→ Problem
Please retype the records below exactly, leaving out any pictures.

[Opening Information shown section]

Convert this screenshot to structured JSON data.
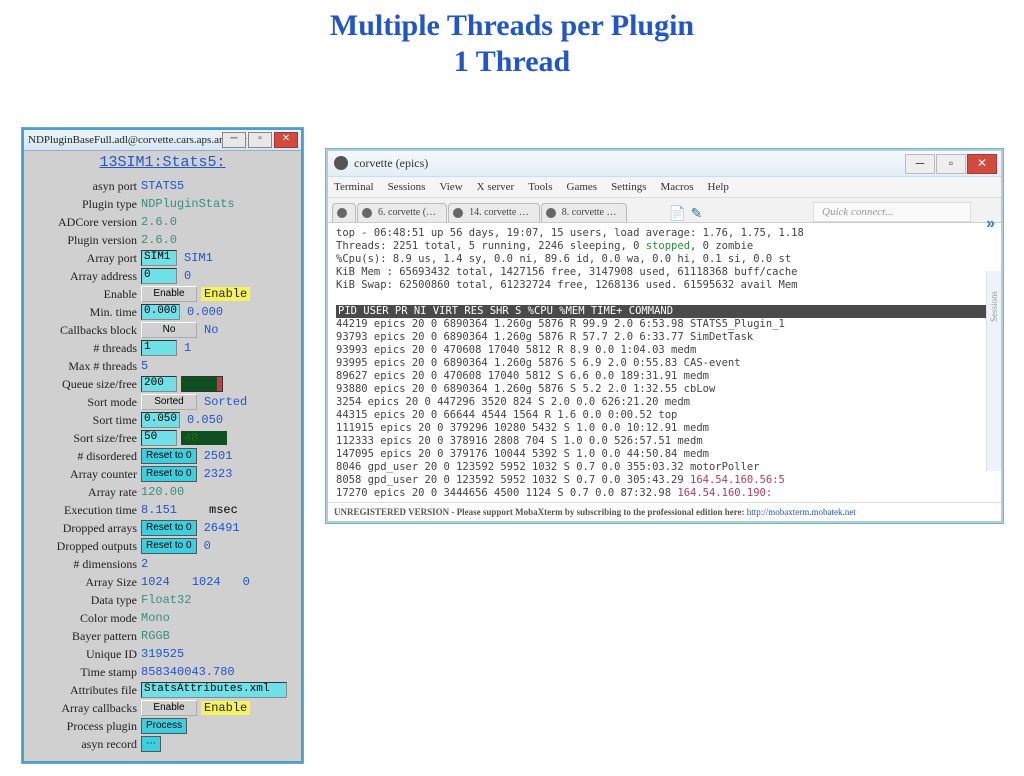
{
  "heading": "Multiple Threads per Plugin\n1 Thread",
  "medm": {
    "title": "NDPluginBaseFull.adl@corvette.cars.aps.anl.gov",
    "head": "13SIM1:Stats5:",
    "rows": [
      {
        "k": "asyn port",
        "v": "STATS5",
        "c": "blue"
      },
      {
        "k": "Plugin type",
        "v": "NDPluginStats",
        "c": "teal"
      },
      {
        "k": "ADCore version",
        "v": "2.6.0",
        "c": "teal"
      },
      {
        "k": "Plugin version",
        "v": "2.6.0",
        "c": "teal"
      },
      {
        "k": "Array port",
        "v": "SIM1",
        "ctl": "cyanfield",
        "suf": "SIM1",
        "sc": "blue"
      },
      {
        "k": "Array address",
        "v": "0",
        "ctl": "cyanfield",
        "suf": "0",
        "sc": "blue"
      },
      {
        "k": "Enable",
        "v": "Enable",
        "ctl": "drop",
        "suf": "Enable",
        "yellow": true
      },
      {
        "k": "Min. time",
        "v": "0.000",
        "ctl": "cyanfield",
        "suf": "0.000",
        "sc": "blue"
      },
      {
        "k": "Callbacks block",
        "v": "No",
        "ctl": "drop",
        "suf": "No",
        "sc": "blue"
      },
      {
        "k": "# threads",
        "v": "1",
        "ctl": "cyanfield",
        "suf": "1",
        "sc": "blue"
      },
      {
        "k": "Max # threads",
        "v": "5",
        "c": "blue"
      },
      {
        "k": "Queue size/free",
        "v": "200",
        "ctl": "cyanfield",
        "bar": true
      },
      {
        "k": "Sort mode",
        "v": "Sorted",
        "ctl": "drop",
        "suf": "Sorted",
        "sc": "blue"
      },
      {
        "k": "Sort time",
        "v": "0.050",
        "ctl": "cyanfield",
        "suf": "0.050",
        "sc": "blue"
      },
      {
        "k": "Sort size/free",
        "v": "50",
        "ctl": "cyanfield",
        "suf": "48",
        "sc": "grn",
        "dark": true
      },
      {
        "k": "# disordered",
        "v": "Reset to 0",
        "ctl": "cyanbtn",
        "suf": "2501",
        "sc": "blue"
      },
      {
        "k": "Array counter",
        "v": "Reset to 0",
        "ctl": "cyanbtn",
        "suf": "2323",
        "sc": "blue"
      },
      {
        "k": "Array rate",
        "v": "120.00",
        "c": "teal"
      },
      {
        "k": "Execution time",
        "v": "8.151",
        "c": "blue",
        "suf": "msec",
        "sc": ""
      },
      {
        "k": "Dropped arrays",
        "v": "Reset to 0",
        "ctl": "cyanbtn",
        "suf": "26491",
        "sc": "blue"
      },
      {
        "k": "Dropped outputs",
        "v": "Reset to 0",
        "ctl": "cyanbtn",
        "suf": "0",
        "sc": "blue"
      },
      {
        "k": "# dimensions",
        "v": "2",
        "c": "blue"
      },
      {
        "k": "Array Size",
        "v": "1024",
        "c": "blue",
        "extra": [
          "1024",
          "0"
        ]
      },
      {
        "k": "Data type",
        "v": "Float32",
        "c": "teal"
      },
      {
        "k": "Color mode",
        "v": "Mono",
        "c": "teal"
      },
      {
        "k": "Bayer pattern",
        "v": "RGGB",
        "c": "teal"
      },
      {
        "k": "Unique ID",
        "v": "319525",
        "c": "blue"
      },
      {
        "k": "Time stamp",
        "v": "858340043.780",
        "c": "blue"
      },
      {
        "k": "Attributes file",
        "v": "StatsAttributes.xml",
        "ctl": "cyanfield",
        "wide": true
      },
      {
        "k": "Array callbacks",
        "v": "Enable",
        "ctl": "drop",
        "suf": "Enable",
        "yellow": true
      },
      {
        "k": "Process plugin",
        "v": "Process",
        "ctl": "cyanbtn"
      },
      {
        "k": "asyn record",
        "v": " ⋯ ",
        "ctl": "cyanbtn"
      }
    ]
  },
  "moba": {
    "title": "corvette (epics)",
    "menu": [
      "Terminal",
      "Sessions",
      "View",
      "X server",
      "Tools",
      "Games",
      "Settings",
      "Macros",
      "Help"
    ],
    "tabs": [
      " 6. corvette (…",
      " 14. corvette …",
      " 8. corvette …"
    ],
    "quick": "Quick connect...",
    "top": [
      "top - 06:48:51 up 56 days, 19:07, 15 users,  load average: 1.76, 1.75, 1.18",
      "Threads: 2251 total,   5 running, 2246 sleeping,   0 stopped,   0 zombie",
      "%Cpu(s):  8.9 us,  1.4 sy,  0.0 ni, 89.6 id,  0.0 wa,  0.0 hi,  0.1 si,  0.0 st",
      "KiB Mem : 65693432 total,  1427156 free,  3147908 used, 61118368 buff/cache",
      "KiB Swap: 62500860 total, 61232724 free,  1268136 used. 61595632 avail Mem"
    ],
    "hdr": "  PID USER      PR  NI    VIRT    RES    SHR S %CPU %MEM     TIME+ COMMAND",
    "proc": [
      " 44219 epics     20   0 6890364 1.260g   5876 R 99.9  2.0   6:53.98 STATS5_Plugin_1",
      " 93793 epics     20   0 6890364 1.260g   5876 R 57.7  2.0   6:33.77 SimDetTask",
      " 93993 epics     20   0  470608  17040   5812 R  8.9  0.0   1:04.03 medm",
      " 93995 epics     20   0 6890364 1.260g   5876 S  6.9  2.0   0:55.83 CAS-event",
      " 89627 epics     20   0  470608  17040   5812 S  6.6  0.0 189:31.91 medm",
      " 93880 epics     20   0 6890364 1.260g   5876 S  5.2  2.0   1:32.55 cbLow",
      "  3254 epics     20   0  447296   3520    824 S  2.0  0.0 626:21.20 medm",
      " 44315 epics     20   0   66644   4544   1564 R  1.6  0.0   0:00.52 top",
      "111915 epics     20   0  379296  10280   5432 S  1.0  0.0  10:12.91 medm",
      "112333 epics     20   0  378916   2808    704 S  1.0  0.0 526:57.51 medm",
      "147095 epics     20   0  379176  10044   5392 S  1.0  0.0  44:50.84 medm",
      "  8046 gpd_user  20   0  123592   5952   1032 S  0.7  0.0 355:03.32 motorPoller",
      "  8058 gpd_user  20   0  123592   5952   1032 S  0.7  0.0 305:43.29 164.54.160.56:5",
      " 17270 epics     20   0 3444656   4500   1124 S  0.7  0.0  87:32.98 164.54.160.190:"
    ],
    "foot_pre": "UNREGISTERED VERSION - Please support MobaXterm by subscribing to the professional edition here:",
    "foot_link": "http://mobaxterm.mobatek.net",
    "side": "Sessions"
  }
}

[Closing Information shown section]

→ Completed task
Convert this screenshot to structured JSON data.
{
  "heading": "Multiple Threads per Plugin\n1 Thread",
  "medm": {
    "title": "NDPluginBaseFull.adl@corvette.cars.aps.anl.gov",
    "head": "13SIM1:Stats5:",
    "rows": [
      {
        "k": "asyn port",
        "v": "STATS5",
        "c": "blue"
      },
      {
        "k": "Plugin type",
        "v": "NDPluginStats",
        "c": "teal"
      },
      {
        "k": "ADCore version",
        "v": "2.6.0",
        "c": "teal"
      },
      {
        "k": "Plugin version",
        "v": "2.6.0",
        "c": "teal"
      },
      {
        "k": "Array port",
        "v": "SIM1",
        "ctl": "cyanfield",
        "suf": "SIM1",
        "sc": "blue"
      },
      {
        "k": "Array address",
        "v": "0",
        "ctl": "cyanfield",
        "suf": "0",
        "sc": "blue"
      },
      {
        "k": "Enable",
        "v": "Enable",
        "ctl": "drop",
        "suf": "Enable",
        "yellow": true
      },
      {
        "k": "Min. time",
        "v": "0.000",
        "ctl": "cyanfield",
        "suf": "0.000",
        "sc": "blue"
      },
      {
        "k": "Callbacks block",
        "v": "No",
        "ctl": "drop",
        "suf": "No",
        "sc": "blue"
      },
      {
        "k": "# threads",
        "v": "1",
        "ctl": "cyanfield",
        "suf": "1",
        "sc": "blue"
      },
      {
        "k": "Max # threads",
        "v": "5",
        "c": "blue"
      },
      {
        "k": "Queue size/free",
        "v": "200",
        "ctl": "cyanfield",
        "bar": true
      },
      {
        "k": "Sort mode",
        "v": "Sorted",
        "ctl": "drop",
        "suf": "Sorted",
        "sc": "blue"
      },
      {
        "k": "Sort time",
        "v": "0.050",
        "ctl": "cyanfield",
        "suf": "0.050",
        "sc": "blue"
      },
      {
        "k": "Sort size/free",
        "v": "50",
        "ctl": "cyanfield",
        "suf": "48",
        "sc": "grn",
        "dark": true
      },
      {
        "k": "# disordered",
        "v": "Reset to 0",
        "ctl": "cyanbtn",
        "suf": "2501",
        "sc": "blue"
      },
      {
        "k": "Array counter",
        "v": "Reset to 0",
        "ctl": "cyanbtn",
        "suf": "2323",
        "sc": "blue"
      },
      {
        "k": "Array rate",
        "v": "120.00",
        "c": "teal"
      },
      {
        "k": "Execution time",
        "v": "8.151",
        "c": "blue",
        "suf": "msec",
        "sc": ""
      },
      {
        "k": "Dropped arrays",
        "v": "Reset to 0",
        "ctl": "cyanbtn",
        "suf": "26491",
        "sc": "blue"
      },
      {
        "k": "Dropped outputs",
        "v": "Reset to 0",
        "ctl": "cyanbtn",
        "suf": "0",
        "sc": "blue"
      },
      {
        "k": "# dimensions",
        "v": "2",
        "c": "blue"
      },
      {
        "k": "Array Size",
        "v": "1024",
        "c": "blue",
        "extra": [
          "1024",
          "0"
        ]
      },
      {
        "k": "Data type",
        "v": "Float32",
        "c": "teal"
      },
      {
        "k": "Color mode",
        "v": "Mono",
        "c": "teal"
      },
      {
        "k": "Bayer pattern",
        "v": "RGGB",
        "c": "teal"
      },
      {
        "k": "Unique ID",
        "v": "319525",
        "c": "blue"
      },
      {
        "k": "Time stamp",
        "v": "858340043.780",
        "c": "blue"
      },
      {
        "k": "Attributes file",
        "v": "StatsAttributes.xml",
        "ctl": "cyanfield",
        "wide": true
      },
      {
        "k": "Array callbacks",
        "v": "Enable",
        "ctl": "drop",
        "suf": "Enable",
        "yellow": true
      },
      {
        "k": "Process plugin",
        "v": "Process",
        "ctl": "cyanbtn"
      },
      {
        "k": "asyn record",
        "v": " ⋯ ",
        "ctl": "cyanbtn"
      }
    ]
  },
  "moba": {
    "title": "corvette (epics)",
    "menu": [
      "Terminal",
      "Sessions",
      "View",
      "X server",
      "Tools",
      "Games",
      "Settings",
      "Macros",
      "Help"
    ],
    "tabs": [
      " 6. corvette (…",
      " 14. corvette …",
      " 8. corvette …"
    ],
    "quick": "Quick connect...",
    "top": [
      "top - 06:48:51 up 56 days, 19:07, 15 users,  load average: 1.76, 1.75, 1.18",
      "Threads: 2251 total,   5 running, 2246 sleeping,   0 stopped,   0 zombie",
      "%Cpu(s):  8.9 us,  1.4 sy,  0.0 ni, 89.6 id,  0.0 wa,  0.0 hi,  0.1 si,  0.0 st",
      "KiB Mem : 65693432 total,  1427156 free,  3147908 used, 61118368 buff/cache",
      "KiB Swap: 62500860 total, 61232724 free,  1268136 used. 61595632 avail Mem"
    ],
    "hdr": "  PID USER      PR  NI    VIRT    RES    SHR S %CPU %MEM     TIME+ COMMAND",
    "proc": [
      " 44219 epics     20   0 6890364 1.260g   5876 R 99.9  2.0   6:53.98 STATS5_Plugin_1",
      " 93793 epics     20   0 6890364 1.260g   5876 R 57.7  2.0   6:33.77 SimDetTask",
      " 93993 epics     20   0  470608  17040   5812 R  8.9  0.0   1:04.03 medm",
      " 93995 epics     20   0 6890364 1.260g   5876 S  6.9  2.0   0:55.83 CAS-event",
      " 89627 epics     20   0  470608  17040   5812 S  6.6  0.0 189:31.91 medm",
      " 93880 epics     20   0 6890364 1.260g   5876 S  5.2  2.0   1:32.55 cbLow",
      "  3254 epics     20   0  447296   3520    824 S  2.0  0.0 626:21.20 medm",
      " 44315 epics     20   0   66644   4544   1564 R  1.6  0.0   0:00.52 top",
      "111915 epics     20   0  379296  10280   5432 S  1.0  0.0  10:12.91 medm",
      "112333 epics     20   0  378916   2808    704 S  1.0  0.0 526:57.51 medm",
      "147095 epics     20   0  379176  10044   5392 S  1.0  0.0  44:50.84 medm",
      "  8046 gpd_user  20   0  123592   5952   1032 S  0.7  0.0 355:03.32 motorPoller",
      "  8058 gpd_user  20   0  123592   5952   1032 S  0.7  0.0 305:43.29 164.54.160.56:5",
      " 17270 epics     20   0 3444656   4500   1124 S  0.7  0.0  87:32.98 164.54.160.190:"
    ],
    "foot_pre": "UNREGISTERED VERSION - Please support MobaXterm by subscribing to the professional edition here:",
    "foot_link": "http://mobaxterm.mobatek.net",
    "side": "Sessions"
  }
}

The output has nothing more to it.